• _YOUR TASK_:
What follows is a set of records; restate each one word for word and drop the pictures.

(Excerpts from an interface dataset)
▼

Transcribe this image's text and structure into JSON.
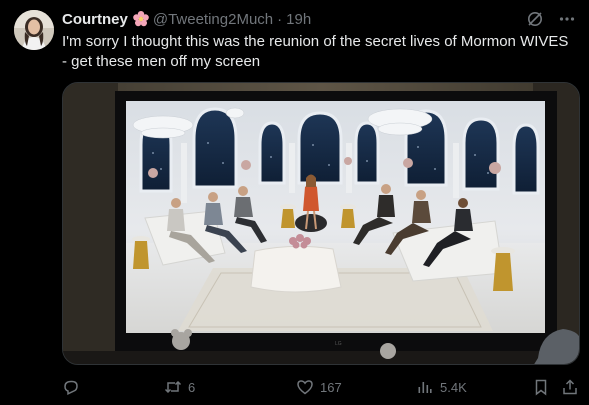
{
  "author": {
    "display_name": "Courtney",
    "handle": "@Tweeting2Much",
    "separator": "·",
    "time": "19h",
    "badge_icon": "cherry-blossom-icon"
  },
  "tweet": {
    "text": "I'm sorry I thought this was the reunion of the secret lives of Mormon WIVES - get these men off my screen"
  },
  "media": {
    "description_icon": "tv-photo"
  },
  "actions": {
    "reply_count": "",
    "retweet_count": "6",
    "like_count": "167",
    "view_count": "5.4K"
  },
  "colors": {
    "background": "#000000",
    "text_primary": "#e7e9ea",
    "text_secondary": "#71767b",
    "border": "#2f3336"
  }
}
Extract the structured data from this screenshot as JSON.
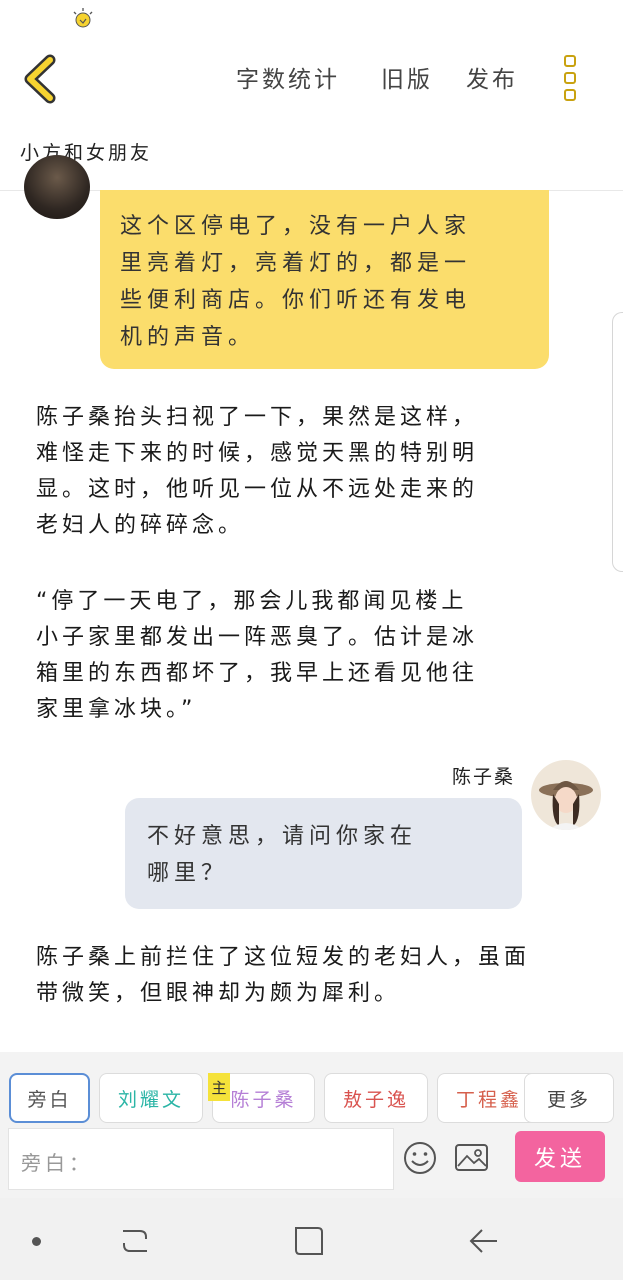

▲

• _PROBLEM SOLUTION_:
Transcribe this image's text and structure into JSON.
{
  "author": {
    "display_name": "Courtney",
    "handle": "@Tweeting2Much",
    "separator": "·",
    "time": "19h",
    "badge_icon": "cherry-blossom-icon"
  },
  "tweet": {
    "text": "I'm sorry I thought this was the reunion of the secret lives of Mormon WIVES - get these men off my screen"
  },
  "media": {
    "description_icon": "tv-photo"
  },
  "actions": {
    "reply_count": "",
    "retweet_count": "6",
    "like_count": "167",
    "view_count": "5.4K"
  },
  "colors": {
    "background": "#000000",
    "text_primary": "#e7e9ea",
    "text_secondary": "#71767b",
    "border": "#2f3336"
  }
}
Extract the structured data from this screenshot as JSON.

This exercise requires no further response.